> _What you are asked to do_: Only lines containing the string "watermark" belong in the answer; find them in the records and copy them.

(Data records)
·····
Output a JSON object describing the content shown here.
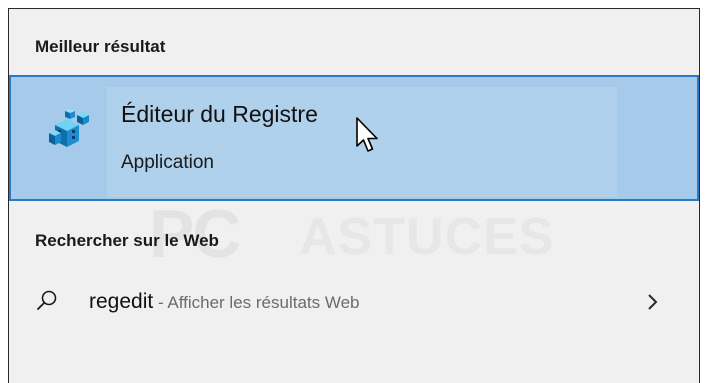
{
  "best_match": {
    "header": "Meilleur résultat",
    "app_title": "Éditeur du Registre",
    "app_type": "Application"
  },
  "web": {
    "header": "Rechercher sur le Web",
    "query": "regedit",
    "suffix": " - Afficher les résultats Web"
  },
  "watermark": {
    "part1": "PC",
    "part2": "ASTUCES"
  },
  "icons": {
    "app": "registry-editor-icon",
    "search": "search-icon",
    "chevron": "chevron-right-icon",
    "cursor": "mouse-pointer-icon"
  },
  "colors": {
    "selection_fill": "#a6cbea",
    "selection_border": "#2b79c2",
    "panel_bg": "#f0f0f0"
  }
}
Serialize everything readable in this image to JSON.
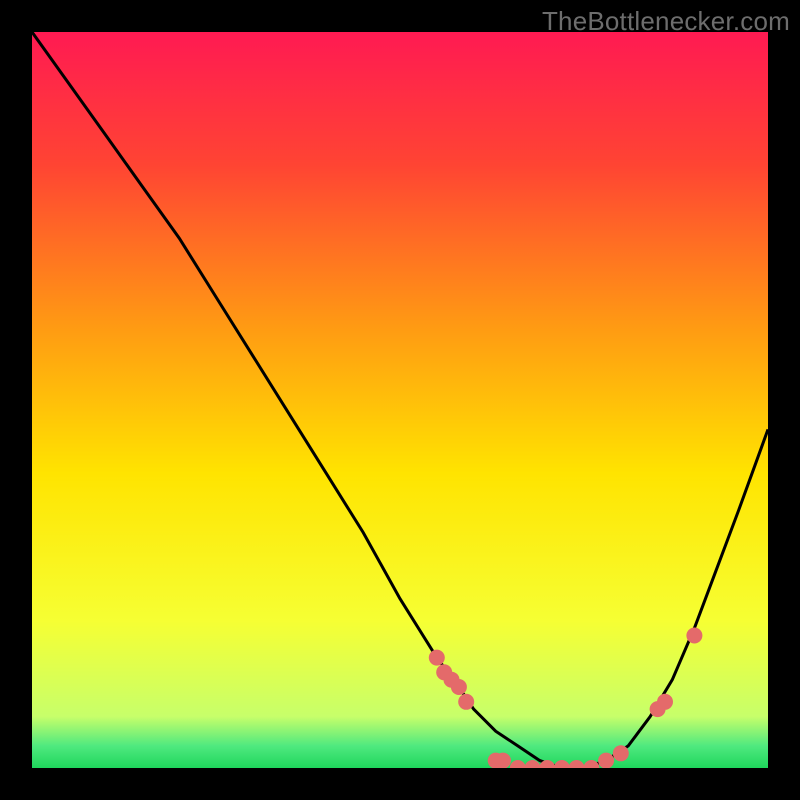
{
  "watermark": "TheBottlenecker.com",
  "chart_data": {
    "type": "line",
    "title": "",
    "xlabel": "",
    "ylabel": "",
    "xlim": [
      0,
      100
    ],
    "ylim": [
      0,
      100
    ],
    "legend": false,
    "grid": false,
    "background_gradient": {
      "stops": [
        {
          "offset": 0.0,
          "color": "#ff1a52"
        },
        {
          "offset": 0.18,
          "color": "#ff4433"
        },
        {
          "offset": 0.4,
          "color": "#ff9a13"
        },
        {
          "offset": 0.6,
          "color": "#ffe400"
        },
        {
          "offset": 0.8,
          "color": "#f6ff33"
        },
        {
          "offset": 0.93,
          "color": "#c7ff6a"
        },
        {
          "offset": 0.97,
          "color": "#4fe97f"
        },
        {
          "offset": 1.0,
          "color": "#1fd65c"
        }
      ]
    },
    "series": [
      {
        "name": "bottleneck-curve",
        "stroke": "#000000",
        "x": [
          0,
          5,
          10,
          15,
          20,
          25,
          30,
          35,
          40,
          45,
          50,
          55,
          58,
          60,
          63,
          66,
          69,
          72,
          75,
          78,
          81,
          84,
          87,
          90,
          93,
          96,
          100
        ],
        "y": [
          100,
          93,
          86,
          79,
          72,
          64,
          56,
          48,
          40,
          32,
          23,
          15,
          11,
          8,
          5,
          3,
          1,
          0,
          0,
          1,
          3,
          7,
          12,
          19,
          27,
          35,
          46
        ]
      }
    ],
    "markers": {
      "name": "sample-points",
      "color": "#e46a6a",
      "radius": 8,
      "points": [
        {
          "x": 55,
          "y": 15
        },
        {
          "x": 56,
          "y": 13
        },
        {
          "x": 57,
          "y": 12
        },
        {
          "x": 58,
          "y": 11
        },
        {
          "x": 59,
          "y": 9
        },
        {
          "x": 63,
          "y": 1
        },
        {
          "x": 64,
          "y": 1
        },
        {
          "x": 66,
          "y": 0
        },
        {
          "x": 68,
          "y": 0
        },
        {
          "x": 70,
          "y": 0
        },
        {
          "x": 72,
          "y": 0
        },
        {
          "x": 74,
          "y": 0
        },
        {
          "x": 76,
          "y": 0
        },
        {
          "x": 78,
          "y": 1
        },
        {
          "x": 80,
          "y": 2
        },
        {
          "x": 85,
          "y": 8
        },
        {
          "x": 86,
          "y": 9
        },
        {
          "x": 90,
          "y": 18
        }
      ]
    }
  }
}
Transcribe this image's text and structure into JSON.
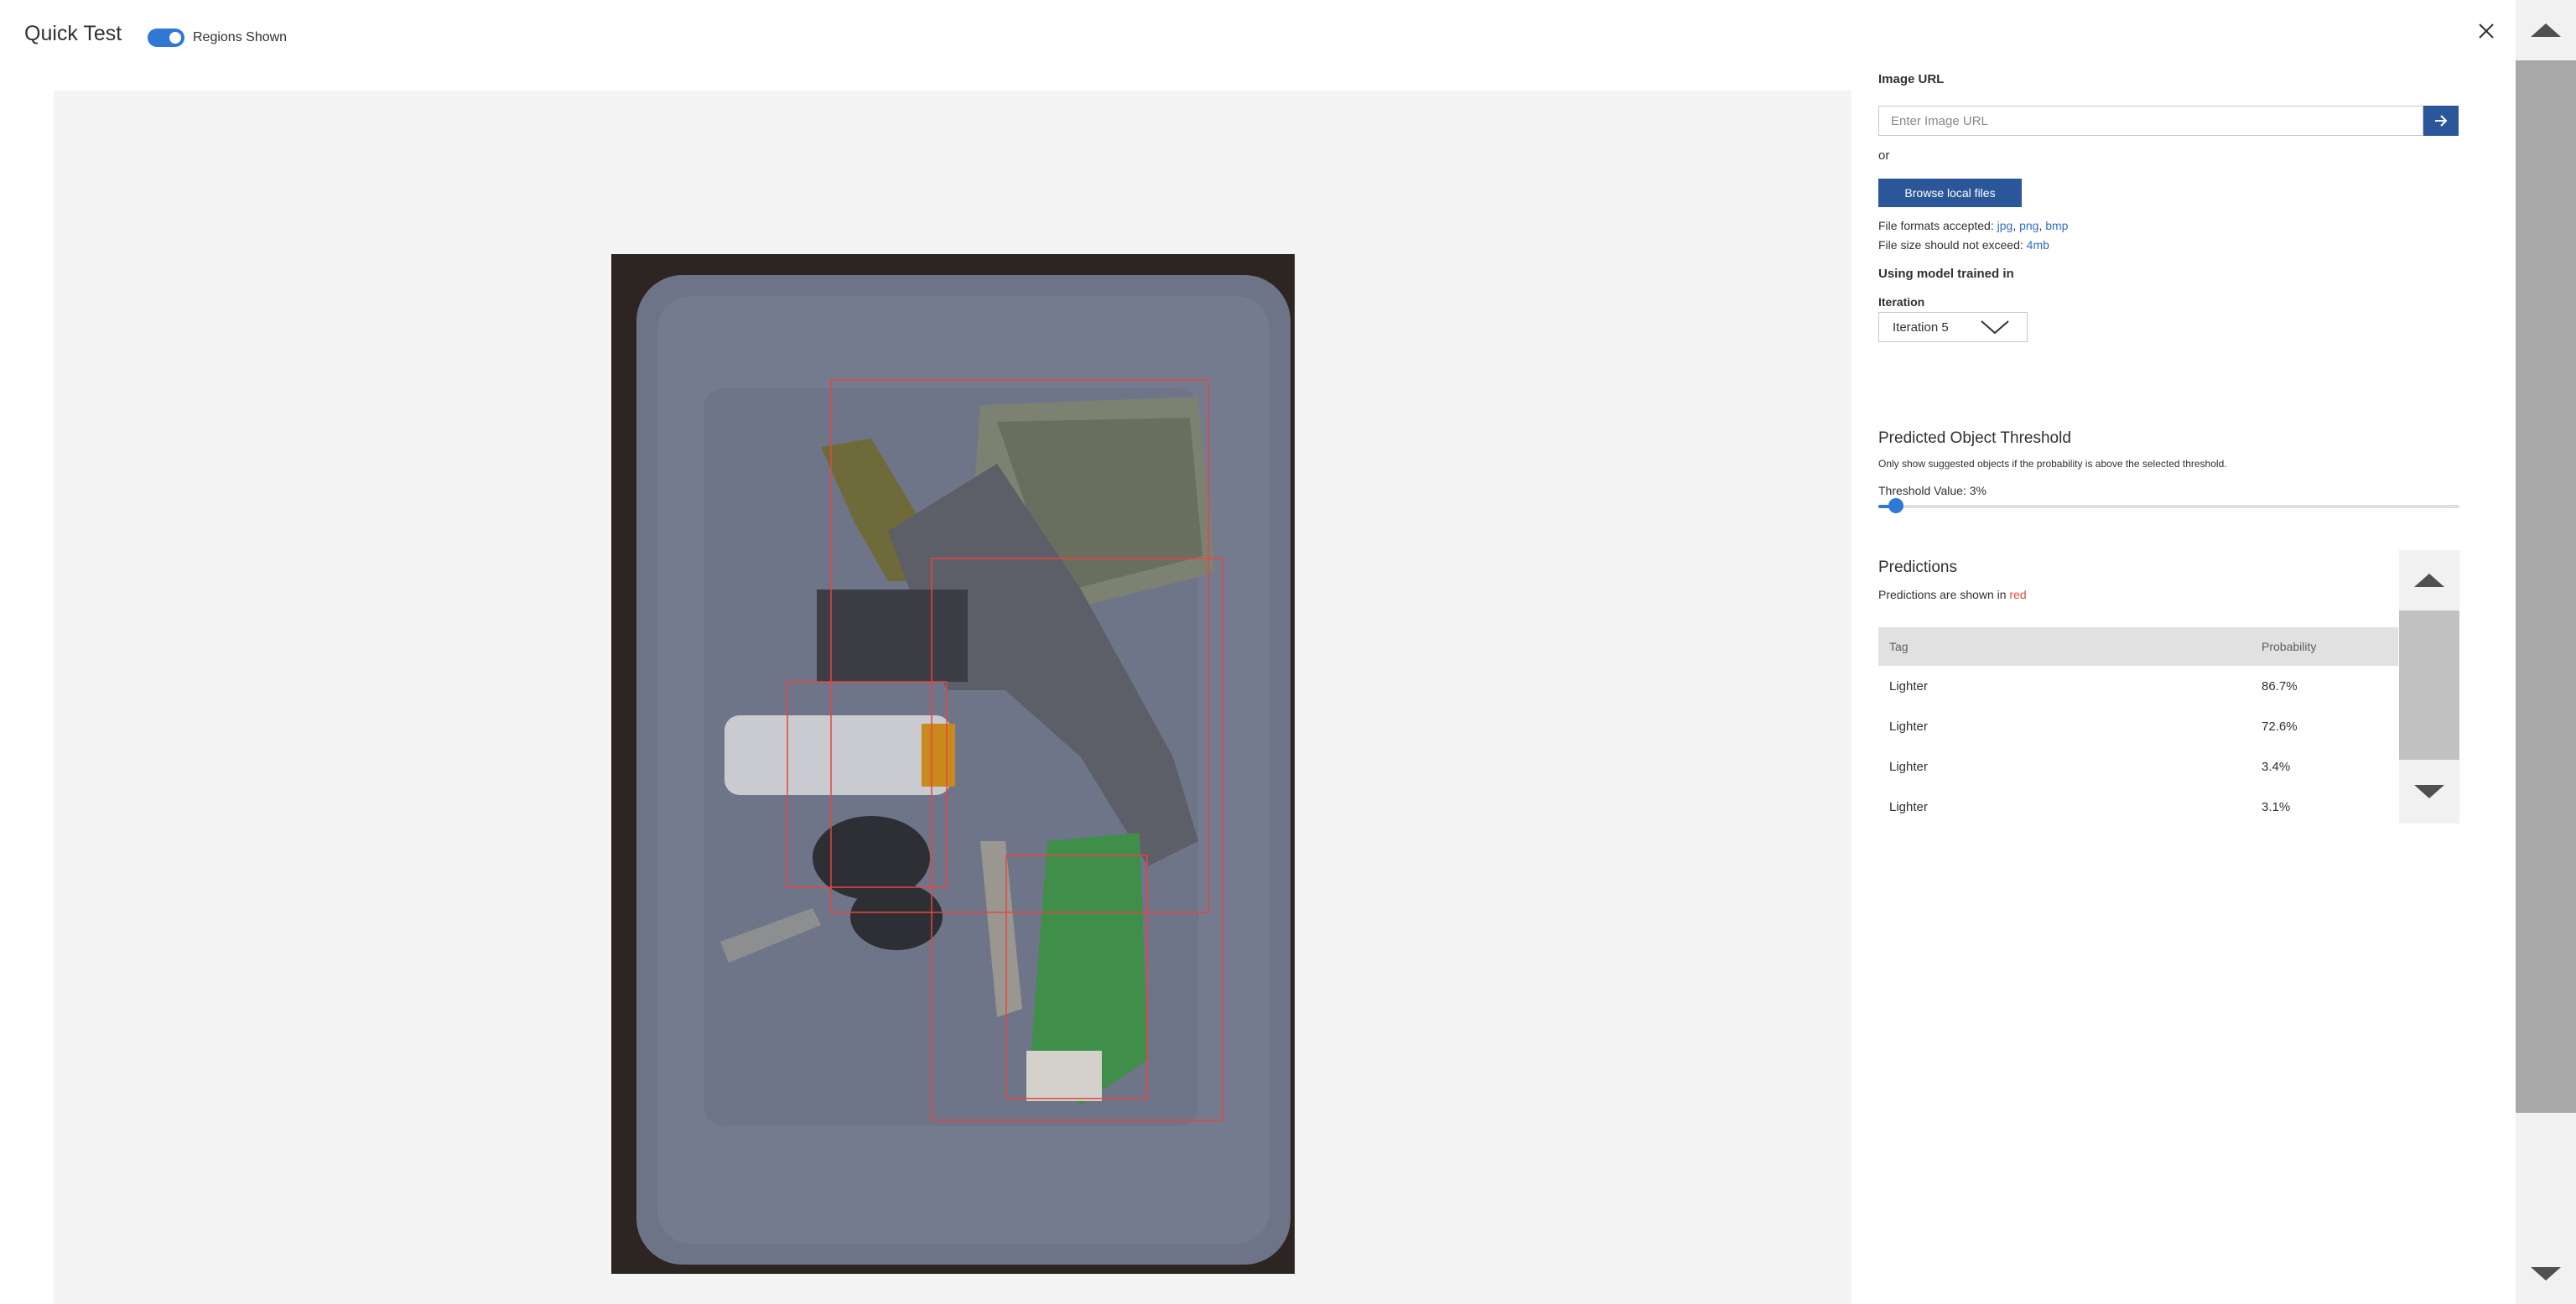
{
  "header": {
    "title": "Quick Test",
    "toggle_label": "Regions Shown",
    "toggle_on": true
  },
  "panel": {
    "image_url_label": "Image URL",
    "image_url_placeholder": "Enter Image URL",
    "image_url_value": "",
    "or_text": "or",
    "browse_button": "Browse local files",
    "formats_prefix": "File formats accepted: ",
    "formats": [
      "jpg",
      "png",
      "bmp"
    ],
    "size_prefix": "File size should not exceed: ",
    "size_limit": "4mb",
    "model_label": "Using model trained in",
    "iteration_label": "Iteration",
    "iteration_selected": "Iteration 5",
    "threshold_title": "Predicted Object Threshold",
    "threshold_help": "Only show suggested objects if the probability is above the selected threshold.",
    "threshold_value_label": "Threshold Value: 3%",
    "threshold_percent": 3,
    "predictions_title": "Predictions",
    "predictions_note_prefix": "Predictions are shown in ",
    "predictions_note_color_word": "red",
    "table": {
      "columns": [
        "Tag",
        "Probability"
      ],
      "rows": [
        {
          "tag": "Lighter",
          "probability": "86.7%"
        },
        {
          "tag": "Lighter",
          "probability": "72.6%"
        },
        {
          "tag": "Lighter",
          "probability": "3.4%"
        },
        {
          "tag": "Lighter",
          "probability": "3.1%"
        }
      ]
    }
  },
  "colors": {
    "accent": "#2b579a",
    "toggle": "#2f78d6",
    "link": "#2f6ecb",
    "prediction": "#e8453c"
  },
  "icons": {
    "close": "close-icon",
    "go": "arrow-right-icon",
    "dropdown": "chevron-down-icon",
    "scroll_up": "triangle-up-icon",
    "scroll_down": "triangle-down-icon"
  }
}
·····
> _Solution for this problem_:
  "watermark": {
  "watermark": "TheBottlenecker.com",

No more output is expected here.